Master Mateo's "Portico da Gloria." Photo: Scanprojekte Bundesdenk Malamt Osterreich (image is in the Public Domain).

Christ in Majesty, from the "Portico da Gloria." Photo: Pedronchi (licensed under CCA).

It is possible that Compostela was attracting some pilgrims from beyond Iberia even before Gelmirez's time (a burial recently found at Winchester with a perforated scallop-shell seems to date to the late 11th Century), but there is little doubt that, by raising the status of the shrine, he created the phenomenon of the "Camino" de Santiago, with various routes bringing thousands of pilgrims every year. Like modern tourists, these pilgrims made significant contributions both to the local economy, and to those of the towns and cities they passed through.

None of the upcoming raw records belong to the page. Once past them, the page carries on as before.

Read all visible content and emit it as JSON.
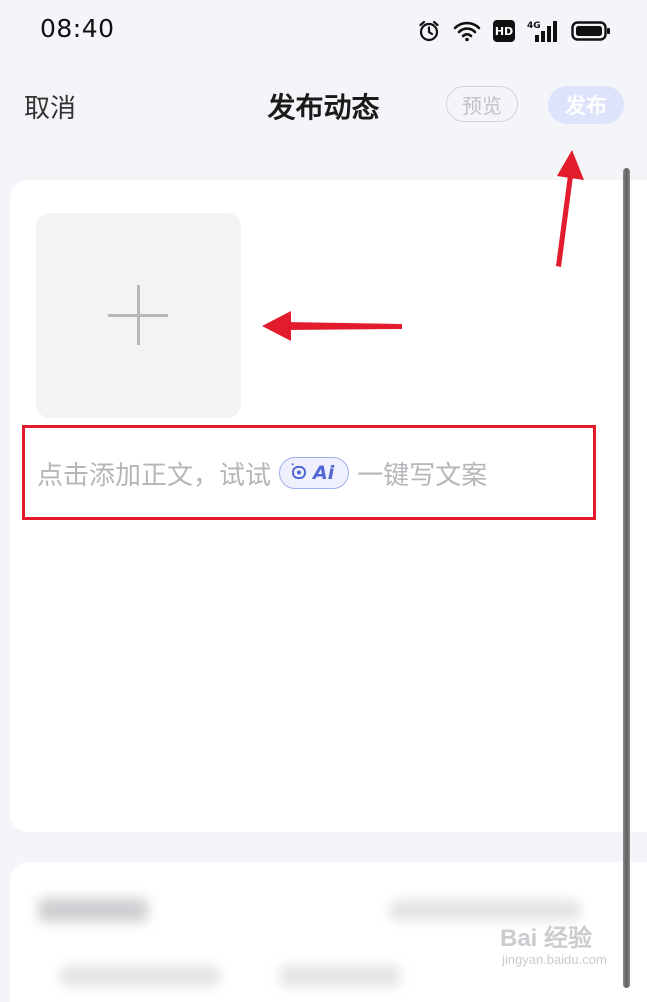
{
  "status_bar": {
    "time": "08:40",
    "icons": [
      "alarm-icon",
      "wifi-icon",
      "hd-icon",
      "cellular-4g-icon",
      "battery-icon"
    ],
    "hd_label": "HD",
    "network_label": "4G"
  },
  "header": {
    "cancel_label": "取消",
    "title": "发布动态",
    "preview_label": "预览",
    "publish_label": "发布"
  },
  "editor": {
    "add_media_icon": "plus-icon",
    "placeholder_before": "点击添加正文，试试",
    "ai_badge_label": "Ai",
    "placeholder_after": "一键写文案"
  },
  "watermark": {
    "main": "Bai 经验",
    "sub": "jingyan.baidu.com"
  },
  "colors": {
    "background": "#f4f5f9",
    "card": "#ffffff",
    "publish_button": "#dce3fb",
    "ai_accent": "#5468d4",
    "annotation_red": "#e21b2d",
    "placeholder_text": "#b5b5ba"
  }
}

The Ways of Saint James. Image: Manfred Zentgraf (licensed under GNU).

The 15th Century Spanish monarchs, Ferdinand and Isabella invested significant funds in the infrastructure of the Camino, establishing the Hostel dos Reis Catolicos (now a 5-Star Hotel) in 1492, but also opening many hostels along the Spanish roads leading to Compostela.

The Hostel dos Reis Catolicos at Santiago de Compostela. Photo: Luis Miguel Bugallo Sanchez (licensed under CCA).

In the century that followed, however, the pilgrimage went into steep decline, the result, in the first instance, of plagues, and then of the religious upheavals and civil wars that brought the modern world into existence. When, in 1740, the Baroque façade of the cathedral that we see today was added, it was in the context of a resurgent Catholic Church celebrating its survival in Iberia, and elsewhere, after the smoke of the Reformation had settled.

The 18th Century Baroque façade of the Cathedral of Santiago de Compostela. Photo: Vasco Roxo (licensed under GNU).

In recent years, the Camino has undergone something of a revival (the number of people arriving at Santiago de Compostela has risen steadily since 1985). In the 21st Century, the categories of "pilgrim" and "tourist" have become difficult to differentiate: does even the most pious of pilgrims become a "tourist" when she takes a selfie, or the most secular of tourists a "pilgrim" when he kneels for a moment of silent reflection?

Whatever their motivations, a significant proportion of people travelling to Santiago de Compostela choose to walk at least part of the way, and a modern infrastructure of way-marked paths, hostels and budget restaurants has grown up to meet their needs.

Mark Patton's novels, Undreamed Shores, An Accidental King and Omphalos, are published by Crooked Cat Publications, and can be purchased from Amazon UK or Amazon USA.


  1. Wonderful post. My husband and I travel frequently to Galicia, not far from Santiago de Compostela, and it's on my bucket list to walk at least a small part of that road. I so enjoyed learning more of its history and how it came into being. I've been inside the cathedral, and my husband has taken photographs of the exterior. It's a magnificent building.

  2. A very interesting post, Mark. I've come across quite a few characters in my research who made the pilgrimage. Always a fascinating aspect for a writer. Thanks for sharing.

  3. Thanks, Elizabeth & Cathie! I haven't actually walked it, but I have a friend who will shortly walk part of it, and have offered to host a couple of guest posts, so we can all get a feel for what the experience is like today.

  4. A few years ago I walked from Ferol to Compostella and recommend that route. Not crowded and a great four day walk. Lovely post .